> Data records for software interfaces
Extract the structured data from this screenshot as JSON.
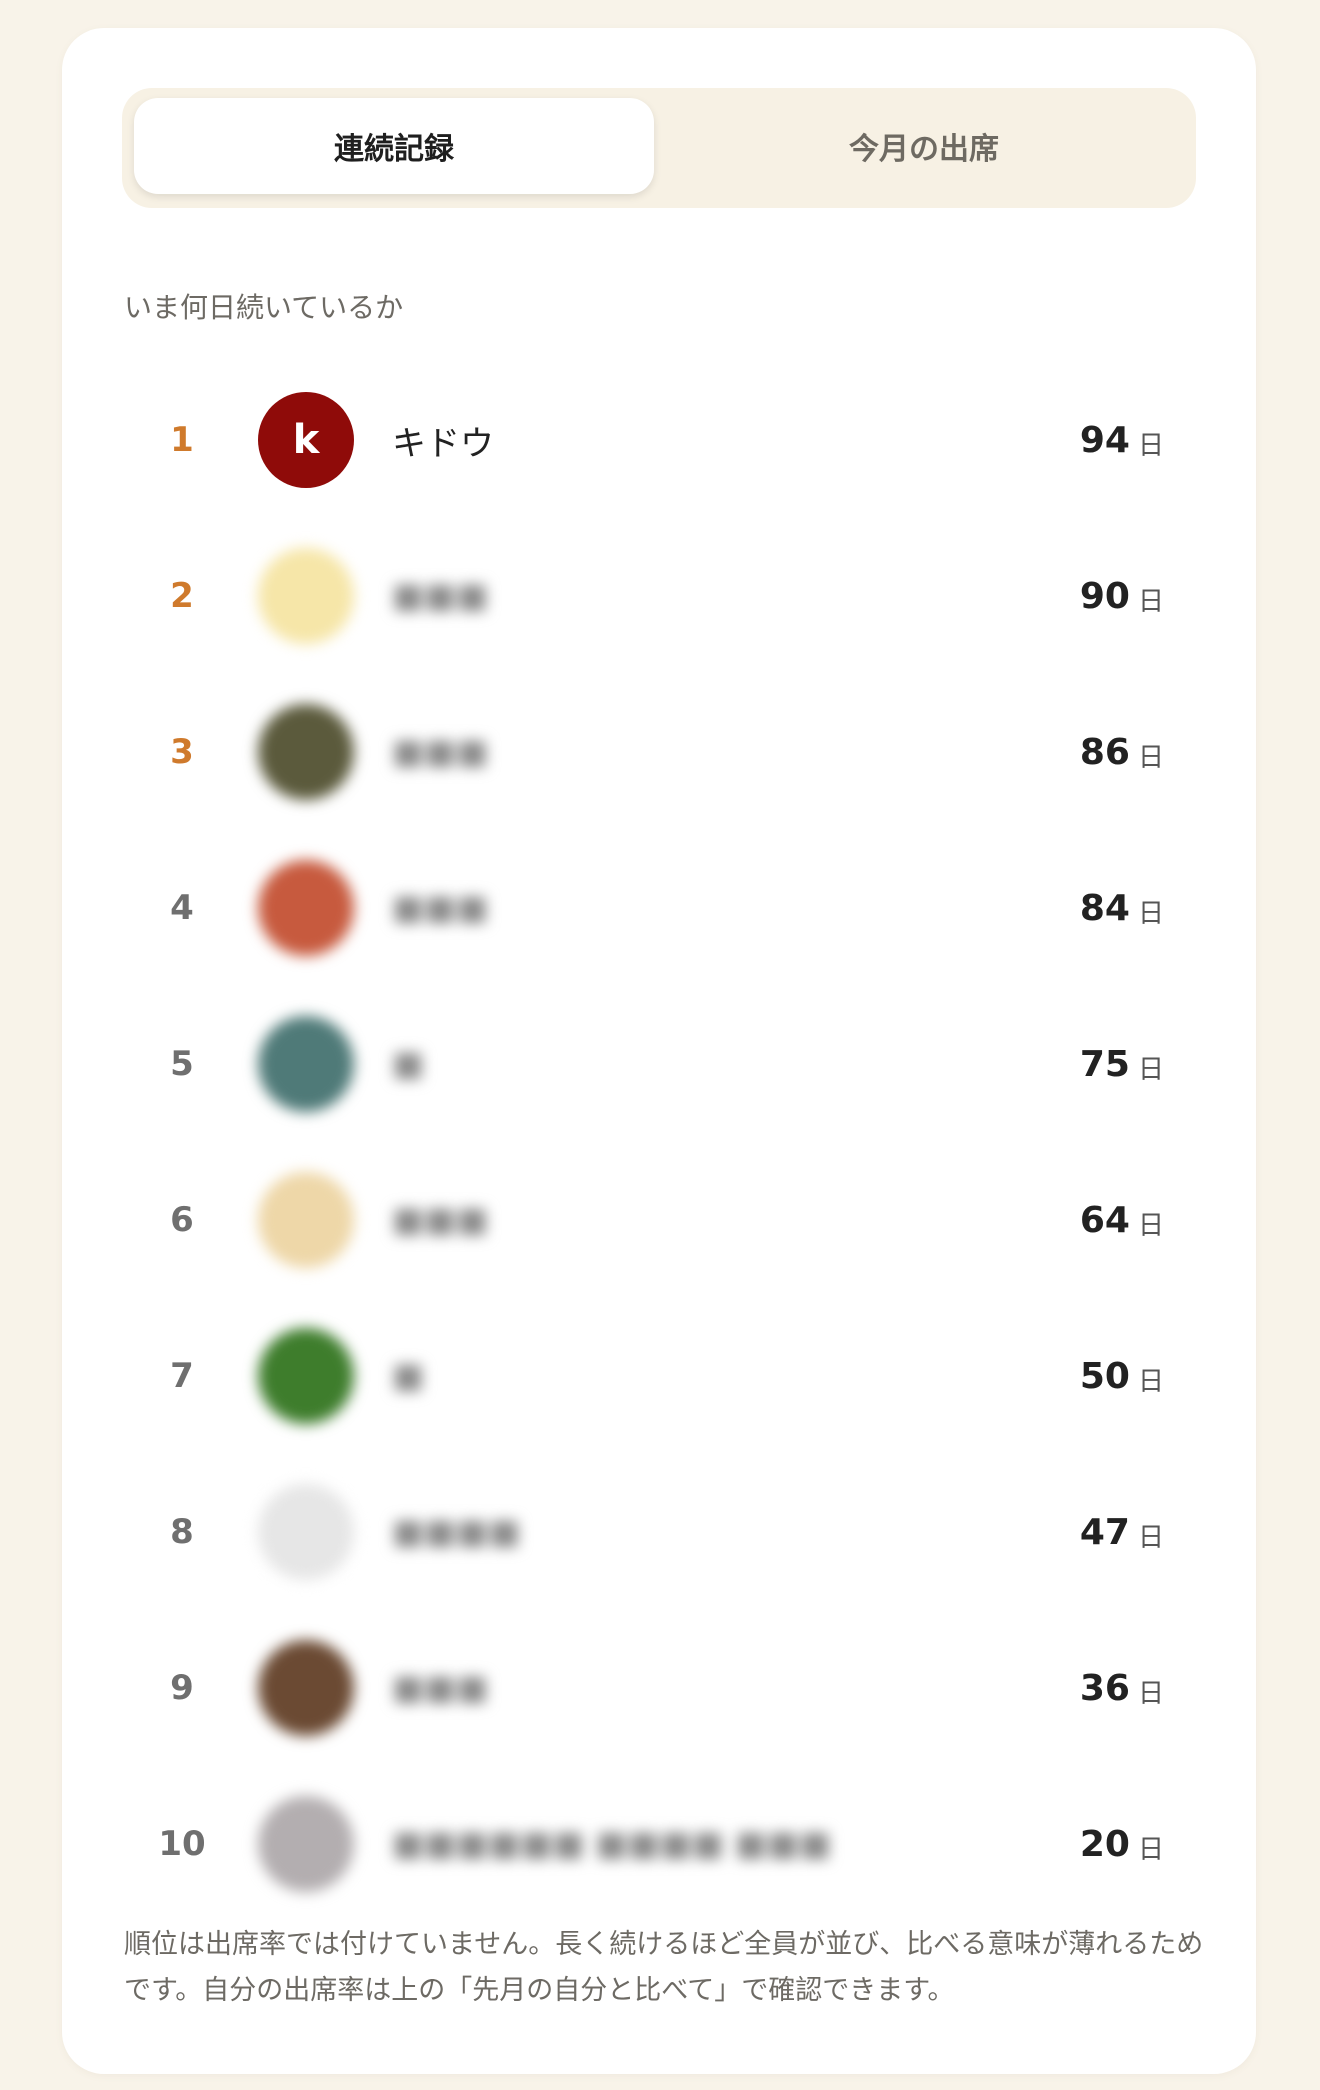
{
  "tabs": [
    {
      "label": "連続記録",
      "active": true
    },
    {
      "label": "今月の出席",
      "active": false
    }
  ],
  "subtitle": "いま何日続いているか",
  "day_unit": "日",
  "ranking": [
    {
      "rank": "1",
      "name": "キドウ",
      "avatar_letter": "k",
      "days": "94",
      "top": true
    },
    {
      "rank": "2",
      "days": "90",
      "top": true,
      "avatar_color": "#f6e6a8"
    },
    {
      "rank": "3",
      "days": "86",
      "top": true,
      "avatar_color": "#5b5a3c"
    },
    {
      "rank": "4",
      "days": "84",
      "avatar_color": "#c75a3e"
    },
    {
      "rank": "5",
      "days": "75",
      "avatar_color": "#4f7a78"
    },
    {
      "rank": "6",
      "days": "64",
      "avatar_color": "#eed7a8"
    },
    {
      "rank": "7",
      "days": "50",
      "avatar_color": "#3e7d2c"
    },
    {
      "rank": "8",
      "days": "47",
      "avatar_color": "#e6e6e6"
    },
    {
      "rank": "9",
      "days": "36",
      "avatar_color": "#6b4a33"
    },
    {
      "rank": "10",
      "days": "20",
      "avatar_color": "#b3aeb0"
    }
  ],
  "note": "順位は出席率では付けていません。長く続けるほど全員が並び、比べる意味が薄れるためです。自分の出席率は上の「先月の自分と比べて」で確認できます。",
  "colors": {
    "accent_rank": "#cf7a2c",
    "avatar_letter_bg": "#8f0b09",
    "page_bg": "#f8f3e9"
  }
}
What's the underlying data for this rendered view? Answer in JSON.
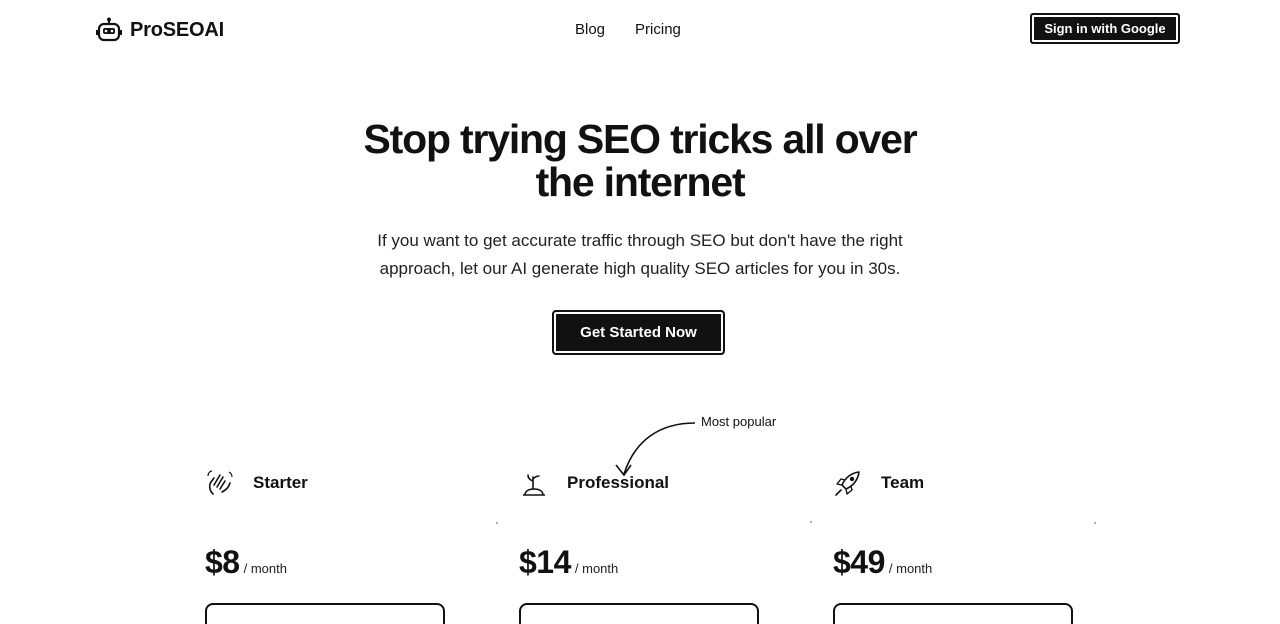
{
  "header": {
    "brand": "ProSEOAI",
    "nav": [
      {
        "label": "Blog"
      },
      {
        "label": "Pricing"
      }
    ],
    "signin_label": "Sign in with Google"
  },
  "hero": {
    "title_line1": "Stop trying SEO tricks all over",
    "title_line2": "the internet",
    "subtitle_line1": "If you want to get accurate traffic through SEO but don't have the right",
    "subtitle_line2": "approach, let our AI generate high quality SEO articles for you in 30s.",
    "cta_label": "Get Started Now"
  },
  "pricing": {
    "popular_label": "Most popular",
    "plans": [
      {
        "name": "Starter",
        "icon": "waving-hand-icon",
        "price": "$8",
        "period": "/ month"
      },
      {
        "name": "Professional",
        "icon": "seedling-icon",
        "price": "$14",
        "period": "/ month"
      },
      {
        "name": "Team",
        "icon": "rocket-icon",
        "price": "$49",
        "period": "/ month"
      }
    ]
  }
}
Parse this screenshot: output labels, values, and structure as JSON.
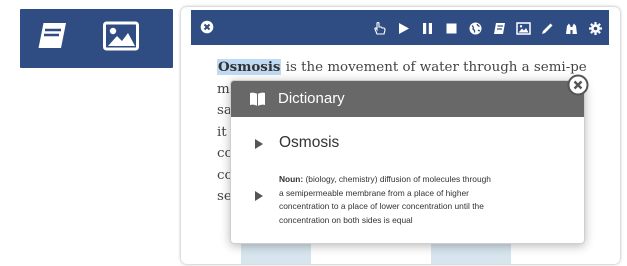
{
  "left_toolbar": {
    "icons": [
      "book-icon",
      "image-icon"
    ],
    "background": "#2f4d82"
  },
  "reader_toolbar": {
    "background": "#2f4d82",
    "icons": [
      "close-icon",
      "hand-pointer-icon",
      "play-icon",
      "pause-icon",
      "stop-icon",
      "globe-icon",
      "dictionary-icon",
      "picture-icon",
      "pencil-icon",
      "binoculars-icon",
      "gear-icon"
    ]
  },
  "passage": {
    "highlighted_word": "Osmosis",
    "line1_rest": " is the movement of water through a semi-permeable",
    "partial_lines": [
      "m",
      "sa",
      "it",
      "co",
      "co",
      "se"
    ]
  },
  "dictionary": {
    "title": "Dictionary",
    "word": "Osmosis",
    "part_of_speech": "Noun:",
    "definition_lines": [
      " (biology, chemistry) diffusion of molecules through",
      "a semipermeable membrane from a place of higher",
      "concentration to a place of lower concentration until the",
      "concentration on both sides is equal"
    ],
    "header_color": "#686868"
  }
}
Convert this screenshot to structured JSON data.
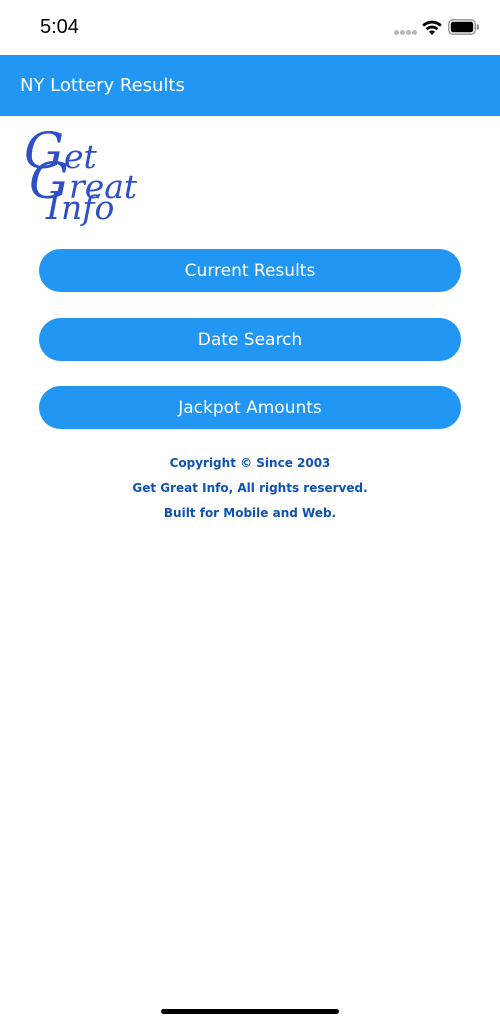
{
  "status_bar": {
    "time": "5:04"
  },
  "app_bar": {
    "title": "NY Lottery Results"
  },
  "logo": {
    "lines": [
      {
        "cap": "G",
        "rest": "et"
      },
      {
        "cap": "G",
        "rest": "reat"
      },
      {
        "cap": "I",
        "rest": "nfo"
      }
    ]
  },
  "menu": {
    "current_results": "Current Results",
    "date_search": "Date Search",
    "jackpot_amounts": "Jackpot Amounts"
  },
  "footer": {
    "copyright": "Copyright © Since 2003",
    "rights": "Get Great Info, All rights reserved.",
    "built": "Built for Mobile and Web."
  },
  "colors": {
    "primary": "#2196F3",
    "logo_blue": "#2D4FC7",
    "footer_text": "#0F52B5",
    "status_text": "#000000"
  },
  "icons": [
    "signal-dots-icon",
    "wifi-icon",
    "battery-icon"
  ]
}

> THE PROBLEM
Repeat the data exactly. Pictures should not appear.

> FINAL ANSWER
Extract the structured data from this screenshot as JSON.
{
  "tabs": [
    {
      "label": "連続記録",
      "active": true
    },
    {
      "label": "今月の出席",
      "active": false
    }
  ],
  "subtitle": "いま何日続いているか",
  "day_unit": "日",
  "ranking": [
    {
      "rank": "1",
      "name": "キドウ",
      "avatar_letter": "k",
      "days": "94",
      "top": true
    },
    {
      "rank": "2",
      "days": "90",
      "top": true,
      "avatar_color": "#f6e6a8"
    },
    {
      "rank": "3",
      "days": "86",
      "top": true,
      "avatar_color": "#5b5a3c"
    },
    {
      "rank": "4",
      "days": "84",
      "avatar_color": "#c75a3e"
    },
    {
      "rank": "5",
      "days": "75",
      "avatar_color": "#4f7a78"
    },
    {
      "rank": "6",
      "days": "64",
      "avatar_color": "#eed7a8"
    },
    {
      "rank": "7",
      "days": "50",
      "avatar_color": "#3e7d2c"
    },
    {
      "rank": "8",
      "days": "47",
      "avatar_color": "#e6e6e6"
    },
    {
      "rank": "9",
      "days": "36",
      "avatar_color": "#6b4a33"
    },
    {
      "rank": "10",
      "days": "20",
      "avatar_color": "#b3aeb0"
    }
  ],
  "note": "順位は出席率では付けていません。長く続けるほど全員が並び、比べる意味が薄れるためです。自分の出席率は上の「先月の自分と比べて」で確認できます。",
  "colors": {
    "accent_rank": "#cf7a2c",
    "avatar_letter_bg": "#8f0b09",
    "page_bg": "#f8f3e9"
  }
}
What's the underlying data for this rendered view? Answer in JSON.
{
  "header": {
    "brand": "ProSEOAI",
    "nav": [
      {
        "label": "Blog"
      },
      {
        "label": "Pricing"
      }
    ],
    "signin_label": "Sign in with Google"
  },
  "hero": {
    "title_line1": "Stop trying SEO tricks all over",
    "title_line2": "the internet",
    "subtitle_line1": "If you want to get accurate traffic through SEO but don't have the right",
    "subtitle_line2": "approach, let our AI generate high quality SEO articles for you in 30s.",
    "cta_label": "Get Started Now"
  },
  "pricing": {
    "popular_label": "Most popular",
    "plans": [
      {
        "name": "Starter",
        "icon": "waving-hand-icon",
        "price": "$8",
        "period": "/ month"
      },
      {
        "name": "Professional",
        "icon": "seedling-icon",
        "price": "$14",
        "period": "/ month"
      },
      {
        "name": "Team",
        "icon": "rocket-icon",
        "price": "$49",
        "period": "/ month"
      }
    ]
  }
}
Parse this screenshot: output labels, values, and structure as JSON.
{
  "left_toolbar": {
    "icons": [
      "book-icon",
      "image-icon"
    ],
    "background": "#2f4d82"
  },
  "reader_toolbar": {
    "background": "#2f4d82",
    "icons": [
      "close-icon",
      "hand-pointer-icon",
      "play-icon",
      "pause-icon",
      "stop-icon",
      "globe-icon",
      "dictionary-icon",
      "picture-icon",
      "pencil-icon",
      "binoculars-icon",
      "gear-icon"
    ]
  },
  "passage": {
    "highlighted_word": "Osmosis",
    "line1_rest": " is the movement of water through a semi-permeable",
    "partial_lines": [
      "m",
      "sa",
      "it",
      "co",
      "co",
      "se"
    ]
  },
  "dictionary": {
    "title": "Dictionary",
    "word": "Osmosis",
    "part_of_speech": "Noun:",
    "definition_lines": [
      " (biology, chemistry) diffusion of molecules through",
      "a semipermeable membrane from a place of higher",
      "concentration to a place of lower concentration until the",
      "concentration on both sides is equal"
    ],
    "header_color": "#686868"
  }
}
Convert this screenshot to structured JSON data.
{
  "status_bar": {
    "time": "5:04"
  },
  "app_bar": {
    "title": "NY Lottery Results"
  },
  "logo": {
    "lines": [
      {
        "cap": "G",
        "rest": "et"
      },
      {
        "cap": "G",
        "rest": "reat"
      },
      {
        "cap": "I",
        "rest": "nfo"
      }
    ]
  },
  "menu": {
    "current_results": "Current Results",
    "date_search": "Date Search",
    "jackpot_amounts": "Jackpot Amounts"
  },
  "footer": {
    "copyright": "Copyright © Since 2003",
    "rights": "Get Great Info, All rights reserved.",
    "built": "Built for Mobile and Web."
  },
  "colors": {
    "primary": "#2196F3",
    "logo_blue": "#2D4FC7",
    "footer_text": "#0F52B5",
    "status_text": "#000000"
  },
  "icons": [
    "signal-dots-icon",
    "wifi-icon",
    "battery-icon"
  ]
}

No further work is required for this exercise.